What is required ▸
Which of the lines below holds the string "Office"? Copy every line that does.

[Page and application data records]
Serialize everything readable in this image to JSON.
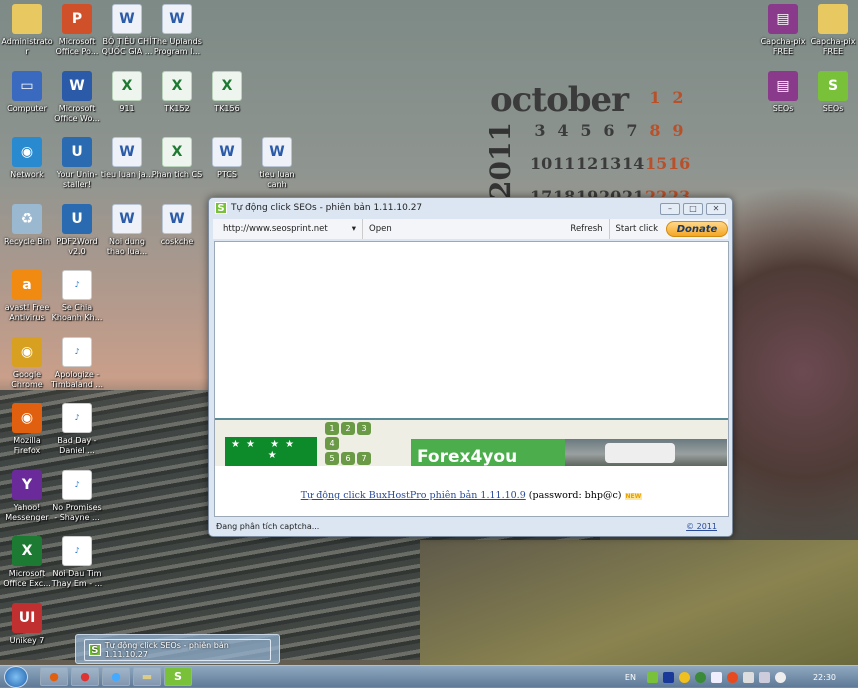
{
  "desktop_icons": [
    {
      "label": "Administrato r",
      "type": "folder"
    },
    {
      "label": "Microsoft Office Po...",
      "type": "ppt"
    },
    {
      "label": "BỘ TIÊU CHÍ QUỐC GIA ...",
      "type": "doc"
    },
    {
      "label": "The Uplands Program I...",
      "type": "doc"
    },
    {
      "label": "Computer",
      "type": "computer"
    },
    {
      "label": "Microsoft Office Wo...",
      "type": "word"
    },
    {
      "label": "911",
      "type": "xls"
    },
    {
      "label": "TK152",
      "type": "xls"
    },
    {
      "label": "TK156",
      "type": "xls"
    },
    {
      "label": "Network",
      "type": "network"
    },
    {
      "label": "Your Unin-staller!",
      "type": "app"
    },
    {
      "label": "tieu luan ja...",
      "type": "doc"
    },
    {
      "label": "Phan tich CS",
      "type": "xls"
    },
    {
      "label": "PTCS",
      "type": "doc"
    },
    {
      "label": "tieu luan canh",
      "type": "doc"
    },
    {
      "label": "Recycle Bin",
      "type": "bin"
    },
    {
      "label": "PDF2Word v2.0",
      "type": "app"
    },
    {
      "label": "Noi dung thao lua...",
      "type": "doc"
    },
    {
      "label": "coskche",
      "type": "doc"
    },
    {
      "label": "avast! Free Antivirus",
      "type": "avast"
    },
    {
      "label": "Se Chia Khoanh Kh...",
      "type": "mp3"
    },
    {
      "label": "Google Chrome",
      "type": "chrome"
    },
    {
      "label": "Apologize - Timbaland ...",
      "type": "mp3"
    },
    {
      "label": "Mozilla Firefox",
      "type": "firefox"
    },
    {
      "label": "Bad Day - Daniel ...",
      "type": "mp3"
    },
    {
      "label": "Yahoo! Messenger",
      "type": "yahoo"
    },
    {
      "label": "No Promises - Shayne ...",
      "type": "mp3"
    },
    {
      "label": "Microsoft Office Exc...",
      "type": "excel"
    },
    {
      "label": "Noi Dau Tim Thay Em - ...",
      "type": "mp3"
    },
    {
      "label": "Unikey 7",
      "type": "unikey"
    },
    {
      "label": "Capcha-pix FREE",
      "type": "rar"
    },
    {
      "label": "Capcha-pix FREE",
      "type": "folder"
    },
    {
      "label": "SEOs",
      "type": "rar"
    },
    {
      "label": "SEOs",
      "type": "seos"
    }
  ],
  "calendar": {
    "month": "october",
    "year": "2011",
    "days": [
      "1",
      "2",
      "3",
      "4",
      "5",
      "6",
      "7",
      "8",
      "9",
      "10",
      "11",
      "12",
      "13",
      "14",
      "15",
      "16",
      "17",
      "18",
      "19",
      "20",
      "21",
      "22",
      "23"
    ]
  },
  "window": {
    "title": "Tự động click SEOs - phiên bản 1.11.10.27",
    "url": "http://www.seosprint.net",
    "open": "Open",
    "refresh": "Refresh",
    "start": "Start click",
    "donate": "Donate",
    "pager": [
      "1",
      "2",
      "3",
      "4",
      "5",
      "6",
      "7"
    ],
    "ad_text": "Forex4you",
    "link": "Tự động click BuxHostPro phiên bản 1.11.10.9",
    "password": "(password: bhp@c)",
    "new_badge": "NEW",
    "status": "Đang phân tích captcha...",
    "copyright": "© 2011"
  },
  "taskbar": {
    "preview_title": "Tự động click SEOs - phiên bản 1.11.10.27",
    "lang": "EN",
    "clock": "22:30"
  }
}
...
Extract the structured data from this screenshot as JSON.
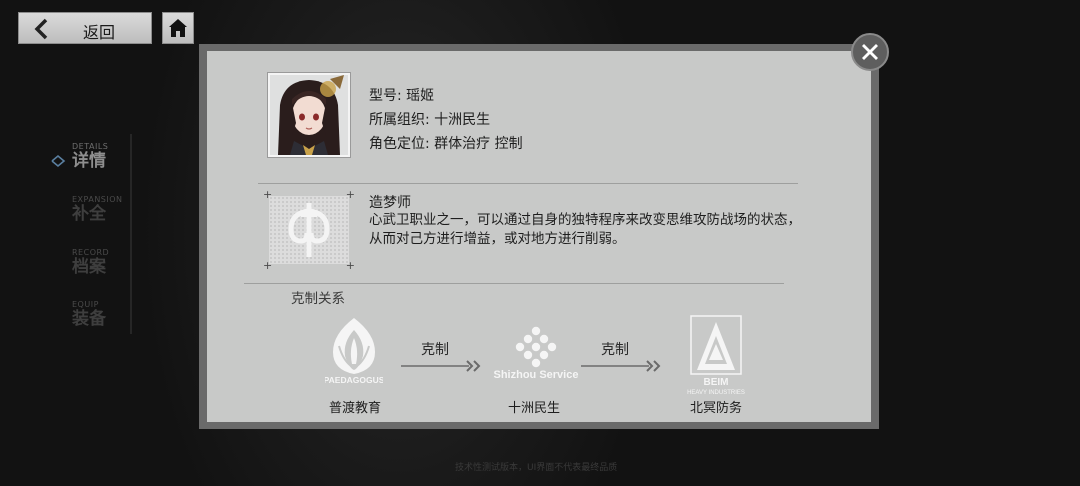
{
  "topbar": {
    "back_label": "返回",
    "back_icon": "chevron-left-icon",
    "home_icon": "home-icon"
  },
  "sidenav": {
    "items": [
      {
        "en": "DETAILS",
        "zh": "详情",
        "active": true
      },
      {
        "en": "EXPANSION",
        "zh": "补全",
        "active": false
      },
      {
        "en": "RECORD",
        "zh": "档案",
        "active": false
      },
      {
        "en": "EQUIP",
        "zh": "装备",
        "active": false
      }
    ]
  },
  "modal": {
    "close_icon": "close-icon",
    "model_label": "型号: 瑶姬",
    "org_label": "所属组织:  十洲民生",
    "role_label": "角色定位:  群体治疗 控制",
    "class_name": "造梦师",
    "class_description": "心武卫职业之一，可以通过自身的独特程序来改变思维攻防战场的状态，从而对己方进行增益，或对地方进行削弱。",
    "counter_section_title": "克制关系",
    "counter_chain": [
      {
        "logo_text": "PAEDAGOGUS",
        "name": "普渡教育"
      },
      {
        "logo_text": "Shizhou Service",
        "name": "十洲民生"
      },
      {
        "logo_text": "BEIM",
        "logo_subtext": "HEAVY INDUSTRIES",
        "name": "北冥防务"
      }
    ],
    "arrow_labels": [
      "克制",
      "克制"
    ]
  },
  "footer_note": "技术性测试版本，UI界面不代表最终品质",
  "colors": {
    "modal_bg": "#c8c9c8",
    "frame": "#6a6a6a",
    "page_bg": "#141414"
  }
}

Response ▸
      "label": "Microsoft Office Po...",
      "label": "Microsoft Office Wo...",
      "label": "Microsoft Office Exc...",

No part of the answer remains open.